Methane ‘eating’ bacteria that live in symbiosis with peat-moss occur worldwide. This was demonstrated by researchers from Radboud University Nijmegen, Utrecht University and the Royal Netherlands Institute for Sea Research. These bacteria consume large quantities of the methane produced by the mosses. This process is therefore responsible for methane emission reduction in peat bogs across the world. This study was published in Nature Geoscience on 22 August.


Carbon storage

Peat bogs store up to a third of all terrestrial carbon on Earth, and are one of the largest natural sources of atmospheric methane. Anaerobic degradation of submerged Sphagnum species—mosses that are prevalent in peat bogs across the globe—produces significant quantities of methane in these systems. A large fraction of this methane is consumed by aerobic methane-oxidizing bacteria, known as methanotrophs. In return, the methanotrophs provide Sphagnum mosses with carbon. In the article it was demonstrated that Sphagnum associated methane oxidation occurs ubiquitously across the globe.


Mosses across the world

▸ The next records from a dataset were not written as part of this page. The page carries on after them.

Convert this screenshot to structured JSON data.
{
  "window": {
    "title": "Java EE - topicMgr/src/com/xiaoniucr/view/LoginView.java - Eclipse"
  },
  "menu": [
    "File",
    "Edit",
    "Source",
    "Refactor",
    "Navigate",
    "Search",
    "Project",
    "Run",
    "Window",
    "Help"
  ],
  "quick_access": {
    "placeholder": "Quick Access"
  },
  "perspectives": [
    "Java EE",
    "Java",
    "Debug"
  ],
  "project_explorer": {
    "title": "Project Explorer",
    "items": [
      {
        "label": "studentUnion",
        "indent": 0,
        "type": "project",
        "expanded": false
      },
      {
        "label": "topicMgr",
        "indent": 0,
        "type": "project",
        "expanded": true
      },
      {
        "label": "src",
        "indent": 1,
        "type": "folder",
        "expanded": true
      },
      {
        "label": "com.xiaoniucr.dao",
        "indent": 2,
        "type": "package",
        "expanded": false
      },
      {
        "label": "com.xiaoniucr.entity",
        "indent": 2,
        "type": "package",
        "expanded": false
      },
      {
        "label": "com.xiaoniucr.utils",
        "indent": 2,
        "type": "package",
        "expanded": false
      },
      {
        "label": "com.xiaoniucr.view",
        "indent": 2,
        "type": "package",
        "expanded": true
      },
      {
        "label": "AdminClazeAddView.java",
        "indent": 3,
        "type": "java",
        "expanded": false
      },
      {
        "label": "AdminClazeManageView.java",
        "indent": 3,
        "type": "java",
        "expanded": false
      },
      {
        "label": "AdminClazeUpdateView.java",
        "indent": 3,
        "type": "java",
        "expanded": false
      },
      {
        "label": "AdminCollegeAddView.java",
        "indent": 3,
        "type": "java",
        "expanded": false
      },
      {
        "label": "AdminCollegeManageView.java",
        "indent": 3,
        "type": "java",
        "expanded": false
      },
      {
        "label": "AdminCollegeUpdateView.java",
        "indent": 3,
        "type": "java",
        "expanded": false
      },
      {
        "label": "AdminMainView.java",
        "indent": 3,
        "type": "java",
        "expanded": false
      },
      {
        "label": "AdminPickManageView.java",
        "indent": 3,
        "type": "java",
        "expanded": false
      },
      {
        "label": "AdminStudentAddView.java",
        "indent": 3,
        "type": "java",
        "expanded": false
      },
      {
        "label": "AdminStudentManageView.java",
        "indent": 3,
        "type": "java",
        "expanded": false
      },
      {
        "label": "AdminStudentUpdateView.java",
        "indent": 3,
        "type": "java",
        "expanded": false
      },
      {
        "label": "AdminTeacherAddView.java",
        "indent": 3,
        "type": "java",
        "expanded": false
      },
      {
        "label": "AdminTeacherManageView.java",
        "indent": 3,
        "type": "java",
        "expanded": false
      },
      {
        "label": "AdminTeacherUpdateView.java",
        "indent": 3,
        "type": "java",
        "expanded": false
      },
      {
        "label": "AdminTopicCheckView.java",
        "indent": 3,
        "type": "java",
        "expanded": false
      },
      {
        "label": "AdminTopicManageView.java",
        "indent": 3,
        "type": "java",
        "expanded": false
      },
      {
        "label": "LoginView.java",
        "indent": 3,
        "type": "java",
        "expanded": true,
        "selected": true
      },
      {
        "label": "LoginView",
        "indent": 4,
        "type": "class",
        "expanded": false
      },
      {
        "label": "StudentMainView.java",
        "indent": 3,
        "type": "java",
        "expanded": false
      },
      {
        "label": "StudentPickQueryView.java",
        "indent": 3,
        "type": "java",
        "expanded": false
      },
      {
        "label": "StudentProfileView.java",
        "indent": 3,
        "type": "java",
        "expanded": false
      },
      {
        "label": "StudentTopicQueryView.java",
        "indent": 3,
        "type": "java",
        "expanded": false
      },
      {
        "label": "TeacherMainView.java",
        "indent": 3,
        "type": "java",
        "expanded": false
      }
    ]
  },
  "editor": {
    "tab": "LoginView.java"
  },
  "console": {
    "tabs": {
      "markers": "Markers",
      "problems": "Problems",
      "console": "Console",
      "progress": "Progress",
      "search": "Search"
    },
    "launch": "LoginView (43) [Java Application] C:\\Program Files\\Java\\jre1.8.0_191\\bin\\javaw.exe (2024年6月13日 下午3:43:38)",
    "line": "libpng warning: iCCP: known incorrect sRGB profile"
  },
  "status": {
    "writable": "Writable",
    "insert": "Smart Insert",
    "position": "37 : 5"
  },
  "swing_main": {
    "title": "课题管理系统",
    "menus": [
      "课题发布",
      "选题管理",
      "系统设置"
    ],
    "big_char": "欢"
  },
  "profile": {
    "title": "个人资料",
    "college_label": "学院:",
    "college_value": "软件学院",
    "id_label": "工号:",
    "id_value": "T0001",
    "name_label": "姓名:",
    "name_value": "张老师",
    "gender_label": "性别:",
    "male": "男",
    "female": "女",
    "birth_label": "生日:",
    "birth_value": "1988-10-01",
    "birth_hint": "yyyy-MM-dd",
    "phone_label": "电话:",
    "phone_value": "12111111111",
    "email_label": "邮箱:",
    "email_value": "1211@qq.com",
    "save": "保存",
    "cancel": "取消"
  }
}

Sphagnum mosses have been collected from pools, lawns and hummocks in nine Sphagnum-dominated peatlands across the world. In a series of laboratory incubations their capacity to oxidize methane was measured. All mosses were capable of oxidizing methane. The rate of methane oxidation increased with temperature, and was most pronounced in submerged mosses, collected from peatland pools.



According to DNA microarray analyses, the methanotrophic community responsible for methane oxidation was highly diverse. 13C labeling revealed that methane-derived carbon was incorporated into plant lipids when mosses were submerged, indicative of a mutually beneficial symbiosis between mosses and methanotrophs. The findings suggest that the interaction between methanotrophs and Sphagnum species may play a role in carbon recycling in waterlogged Sphagnum vegetation, potentially reducing methane emissions.


Nature Geoscience

Title: Global prevalence of methane oxidation by symbiotic bacteria in peat-moss ecosystems, Nature Geoscience, 22 augustus 2010.
Authors: Nardy Kip, Julia F. van Winden, Yao Pan, Levente Bodrossy, Gert-Jan Reichart, Alfons J. P. Smolders, Mike S. M. Jetten, Jaap S. Sinninghe Damsté, Huub J. M. Op den Camp.


Prof. dr. Mike Jetten, 024 3652941 or 06 24703662, .

Nardy Kip,

Julia van Winden, .